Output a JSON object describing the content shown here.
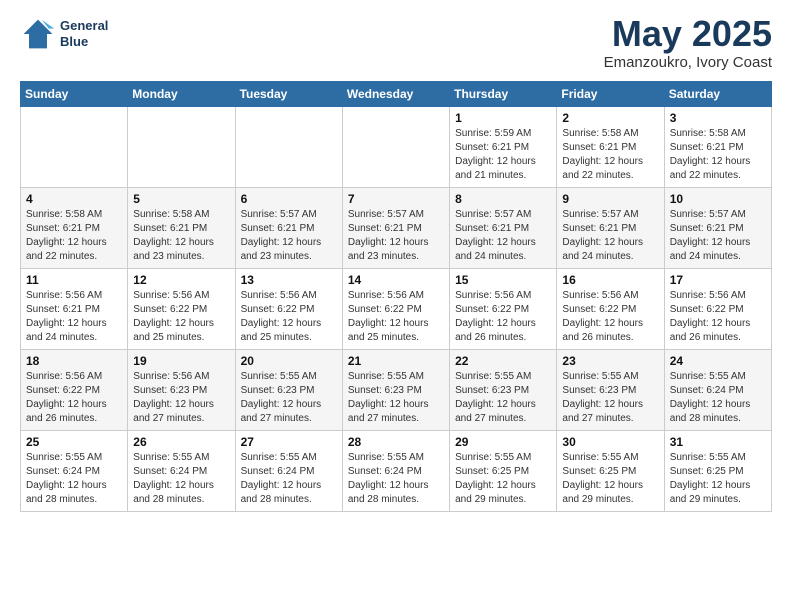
{
  "header": {
    "logo_line1": "General",
    "logo_line2": "Blue",
    "month_title": "May 2025",
    "location": "Emanzoukro, Ivory Coast"
  },
  "days_of_week": [
    "Sunday",
    "Monday",
    "Tuesday",
    "Wednesday",
    "Thursday",
    "Friday",
    "Saturday"
  ],
  "weeks": [
    [
      {
        "day": "",
        "info": ""
      },
      {
        "day": "",
        "info": ""
      },
      {
        "day": "",
        "info": ""
      },
      {
        "day": "",
        "info": ""
      },
      {
        "day": "1",
        "info": "Sunrise: 5:59 AM\nSunset: 6:21 PM\nDaylight: 12 hours\nand 21 minutes."
      },
      {
        "day": "2",
        "info": "Sunrise: 5:58 AM\nSunset: 6:21 PM\nDaylight: 12 hours\nand 22 minutes."
      },
      {
        "day": "3",
        "info": "Sunrise: 5:58 AM\nSunset: 6:21 PM\nDaylight: 12 hours\nand 22 minutes."
      }
    ],
    [
      {
        "day": "4",
        "info": "Sunrise: 5:58 AM\nSunset: 6:21 PM\nDaylight: 12 hours\nand 22 minutes."
      },
      {
        "day": "5",
        "info": "Sunrise: 5:58 AM\nSunset: 6:21 PM\nDaylight: 12 hours\nand 23 minutes."
      },
      {
        "day": "6",
        "info": "Sunrise: 5:57 AM\nSunset: 6:21 PM\nDaylight: 12 hours\nand 23 minutes."
      },
      {
        "day": "7",
        "info": "Sunrise: 5:57 AM\nSunset: 6:21 PM\nDaylight: 12 hours\nand 23 minutes."
      },
      {
        "day": "8",
        "info": "Sunrise: 5:57 AM\nSunset: 6:21 PM\nDaylight: 12 hours\nand 24 minutes."
      },
      {
        "day": "9",
        "info": "Sunrise: 5:57 AM\nSunset: 6:21 PM\nDaylight: 12 hours\nand 24 minutes."
      },
      {
        "day": "10",
        "info": "Sunrise: 5:57 AM\nSunset: 6:21 PM\nDaylight: 12 hours\nand 24 minutes."
      }
    ],
    [
      {
        "day": "11",
        "info": "Sunrise: 5:56 AM\nSunset: 6:21 PM\nDaylight: 12 hours\nand 24 minutes."
      },
      {
        "day": "12",
        "info": "Sunrise: 5:56 AM\nSunset: 6:22 PM\nDaylight: 12 hours\nand 25 minutes."
      },
      {
        "day": "13",
        "info": "Sunrise: 5:56 AM\nSunset: 6:22 PM\nDaylight: 12 hours\nand 25 minutes."
      },
      {
        "day": "14",
        "info": "Sunrise: 5:56 AM\nSunset: 6:22 PM\nDaylight: 12 hours\nand 25 minutes."
      },
      {
        "day": "15",
        "info": "Sunrise: 5:56 AM\nSunset: 6:22 PM\nDaylight: 12 hours\nand 26 minutes."
      },
      {
        "day": "16",
        "info": "Sunrise: 5:56 AM\nSunset: 6:22 PM\nDaylight: 12 hours\nand 26 minutes."
      },
      {
        "day": "17",
        "info": "Sunrise: 5:56 AM\nSunset: 6:22 PM\nDaylight: 12 hours\nand 26 minutes."
      }
    ],
    [
      {
        "day": "18",
        "info": "Sunrise: 5:56 AM\nSunset: 6:22 PM\nDaylight: 12 hours\nand 26 minutes."
      },
      {
        "day": "19",
        "info": "Sunrise: 5:56 AM\nSunset: 6:23 PM\nDaylight: 12 hours\nand 27 minutes."
      },
      {
        "day": "20",
        "info": "Sunrise: 5:55 AM\nSunset: 6:23 PM\nDaylight: 12 hours\nand 27 minutes."
      },
      {
        "day": "21",
        "info": "Sunrise: 5:55 AM\nSunset: 6:23 PM\nDaylight: 12 hours\nand 27 minutes."
      },
      {
        "day": "22",
        "info": "Sunrise: 5:55 AM\nSunset: 6:23 PM\nDaylight: 12 hours\nand 27 minutes."
      },
      {
        "day": "23",
        "info": "Sunrise: 5:55 AM\nSunset: 6:23 PM\nDaylight: 12 hours\nand 27 minutes."
      },
      {
        "day": "24",
        "info": "Sunrise: 5:55 AM\nSunset: 6:24 PM\nDaylight: 12 hours\nand 28 minutes."
      }
    ],
    [
      {
        "day": "25",
        "info": "Sunrise: 5:55 AM\nSunset: 6:24 PM\nDaylight: 12 hours\nand 28 minutes."
      },
      {
        "day": "26",
        "info": "Sunrise: 5:55 AM\nSunset: 6:24 PM\nDaylight: 12 hours\nand 28 minutes."
      },
      {
        "day": "27",
        "info": "Sunrise: 5:55 AM\nSunset: 6:24 PM\nDaylight: 12 hours\nand 28 minutes."
      },
      {
        "day": "28",
        "info": "Sunrise: 5:55 AM\nSunset: 6:24 PM\nDaylight: 12 hours\nand 28 minutes."
      },
      {
        "day": "29",
        "info": "Sunrise: 5:55 AM\nSunset: 6:25 PM\nDaylight: 12 hours\nand 29 minutes."
      },
      {
        "day": "30",
        "info": "Sunrise: 5:55 AM\nSunset: 6:25 PM\nDaylight: 12 hours\nand 29 minutes."
      },
      {
        "day": "31",
        "info": "Sunrise: 5:55 AM\nSunset: 6:25 PM\nDaylight: 12 hours\nand 29 minutes."
      }
    ]
  ]
}
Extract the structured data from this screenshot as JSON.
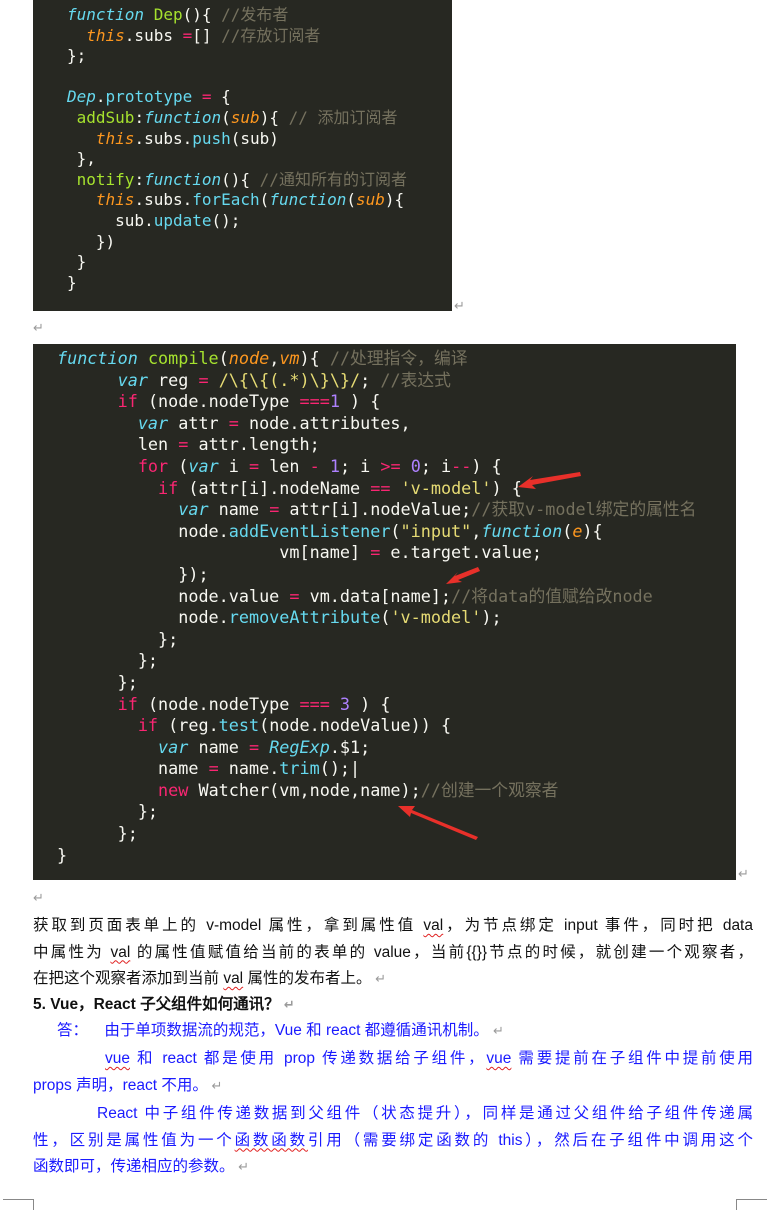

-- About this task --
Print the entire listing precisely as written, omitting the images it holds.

-- Solution for this exercise --
Output a JSON object describing the content shown here.
{
  "header": {
    "logo_line1": "General",
    "logo_line2": "Blue",
    "month_title": "May 2025",
    "location": "Emanzoukro, Ivory Coast"
  },
  "days_of_week": [
    "Sunday",
    "Monday",
    "Tuesday",
    "Wednesday",
    "Thursday",
    "Friday",
    "Saturday"
  ],
  "weeks": [
    [
      {
        "day": "",
        "info": ""
      },
      {
        "day": "",
        "info": ""
      },
      {
        "day": "",
        "info": ""
      },
      {
        "day": "",
        "info": ""
      },
      {
        "day": "1",
        "info": "Sunrise: 5:59 AM\nSunset: 6:21 PM\nDaylight: 12 hours\nand 21 minutes."
      },
      {
        "day": "2",
        "info": "Sunrise: 5:58 AM\nSunset: 6:21 PM\nDaylight: 12 hours\nand 22 minutes."
      },
      {
        "day": "3",
        "info": "Sunrise: 5:58 AM\nSunset: 6:21 PM\nDaylight: 12 hours\nand 22 minutes."
      }
    ],
    [
      {
        "day": "4",
        "info": "Sunrise: 5:58 AM\nSunset: 6:21 PM\nDaylight: 12 hours\nand 22 minutes."
      },
      {
        "day": "5",
        "info": "Sunrise: 5:58 AM\nSunset: 6:21 PM\nDaylight: 12 hours\nand 23 minutes."
      },
      {
        "day": "6",
        "info": "Sunrise: 5:57 AM\nSunset: 6:21 PM\nDaylight: 12 hours\nand 23 minutes."
      },
      {
        "day": "7",
        "info": "Sunrise: 5:57 AM\nSunset: 6:21 PM\nDaylight: 12 hours\nand 23 minutes."
      },
      {
        "day": "8",
        "info": "Sunrise: 5:57 AM\nSunset: 6:21 PM\nDaylight: 12 hours\nand 24 minutes."
      },
      {
        "day": "9",
        "info": "Sunrise: 5:57 AM\nSunset: 6:21 PM\nDaylight: 12 hours\nand 24 minutes."
      },
      {
        "day": "10",
        "info": "Sunrise: 5:57 AM\nSunset: 6:21 PM\nDaylight: 12 hours\nand 24 minutes."
      }
    ],
    [
      {
        "day": "11",
        "info": "Sunrise: 5:56 AM\nSunset: 6:21 PM\nDaylight: 12 hours\nand 24 minutes."
      },
      {
        "day": "12",
        "info": "Sunrise: 5:56 AM\nSunset: 6:22 PM\nDaylight: 12 hours\nand 25 minutes."
      },
      {
        "day": "13",
        "info": "Sunrise: 5:56 AM\nSunset: 6:22 PM\nDaylight: 12 hours\nand 25 minutes."
      },
      {
        "day": "14",
        "info": "Sunrise: 5:56 AM\nSunset: 6:22 PM\nDaylight: 12 hours\nand 25 minutes."
      },
      {
        "day": "15",
        "info": "Sunrise: 5:56 AM\nSunset: 6:22 PM\nDaylight: 12 hours\nand 26 minutes."
      },
      {
        "day": "16",
        "info": "Sunrise: 5:56 AM\nSunset: 6:22 PM\nDaylight: 12 hours\nand 26 minutes."
      },
      {
        "day": "17",
        "info": "Sunrise: 5:56 AM\nSunset: 6:22 PM\nDaylight: 12 hours\nand 26 minutes."
      }
    ],
    [
      {
        "day": "18",
        "info": "Sunrise: 5:56 AM\nSunset: 6:22 PM\nDaylight: 12 hours\nand 26 minutes."
      },
      {
        "day": "19",
        "info": "Sunrise: 5:56 AM\nSunset: 6:23 PM\nDaylight: 12 hours\nand 27 minutes."
      },
      {
        "day": "20",
        "info": "Sunrise: 5:55 AM\nSunset: 6:23 PM\nDaylight: 12 hours\nand 27 minutes."
      },
      {
        "day": "21",
        "info": "Sunrise: 5:55 AM\nSunset: 6:23 PM\nDaylight: 12 hours\nand 27 minutes."
      },
      {
        "day": "22",
        "info": "Sunrise: 5:55 AM\nSunset: 6:23 PM\nDaylight: 12 hours\nand 27 minutes."
      },
      {
        "day": "23",
        "info": "Sunrise: 5:55 AM\nSunset: 6:23 PM\nDaylight: 12 hours\nand 27 minutes."
      },
      {
        "day": "24",
        "info": "Sunrise: 5:55 AM\nSunset: 6:24 PM\nDaylight: 12 hours\nand 28 minutes."
      }
    ],
    [
      {
        "day": "25",
        "info": "Sunrise: 5:55 AM\nSunset: 6:24 PM\nDaylight: 12 hours\nand 28 minutes."
      },
      {
        "day": "26",
        "info": "Sunrise: 5:55 AM\nSunset: 6:24 PM\nDaylight: 12 hours\nand 28 minutes."
      },
      {
        "day": "27",
        "info": "Sunrise: 5:55 AM\nSunset: 6:24 PM\nDaylight: 12 hours\nand 28 minutes."
      },
      {
        "day": "28",
        "info": "Sunrise: 5:55 AM\nSunset: 6:24 PM\nDaylight: 12 hours\nand 28 minutes."
      },
      {
        "day": "29",
        "info": "Sunrise: 5:55 AM\nSunset: 6:25 PM\nDaylight: 12 hours\nand 29 minutes."
      },
      {
        "day": "30",
        "info": "Sunrise: 5:55 AM\nSunset: 6:25 PM\nDaylight: 12 hours\nand 29 minutes."
      },
      {
        "day": "31",
        "info": "Sunrise: 5:55 AM\nSunset: 6:25 PM\nDaylight: 12 hours\nand 29 minutes."
      }
    ]
  ]
}
Extract the structured data from this screenshot as JSON.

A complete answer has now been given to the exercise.